#### MATERIAL SUPPLIED
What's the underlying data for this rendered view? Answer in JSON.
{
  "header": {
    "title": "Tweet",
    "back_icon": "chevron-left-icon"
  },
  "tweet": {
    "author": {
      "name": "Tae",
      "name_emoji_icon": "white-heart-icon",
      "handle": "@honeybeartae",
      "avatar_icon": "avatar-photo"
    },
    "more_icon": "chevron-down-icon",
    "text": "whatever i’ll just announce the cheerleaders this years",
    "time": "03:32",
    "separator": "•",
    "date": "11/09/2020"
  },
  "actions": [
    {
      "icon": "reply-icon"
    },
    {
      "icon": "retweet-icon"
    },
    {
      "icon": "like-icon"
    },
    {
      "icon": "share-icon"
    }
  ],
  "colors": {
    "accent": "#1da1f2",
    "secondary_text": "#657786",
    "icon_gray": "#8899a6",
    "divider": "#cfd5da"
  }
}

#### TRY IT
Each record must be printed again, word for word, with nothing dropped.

#### TASK RESPONSE
What's the underlying data for this rendered view? Answer in JSON.
{
  "header": {
    "title": "Tweet",
    "back_icon": "chevron-left-icon"
  },
  "tweet": {
    "author": {
      "name": "Tae",
      "name_emoji_icon": "white-heart-icon",
      "handle": "@honeybeartae",
      "avatar_icon": "avatar-photo"
    },
    "more_icon": "chevron-down-icon",
    "text": "whatever i’ll just announce the cheerleaders this years",
    "time": "03:32",
    "separator": "•",
    "date": "11/09/2020"
  },
  "actions": [
    {
      "icon": "reply-icon"
    },
    {
      "icon": "retweet-icon"
    },
    {
      "icon": "like-icon"
    },
    {
      "icon": "share-icon"
    }
  ],
  "colors": {
    "accent": "#1da1f2",
    "secondary_text": "#657786",
    "icon_gray": "#8899a6",
    "divider": "#cfd5da"
  }
}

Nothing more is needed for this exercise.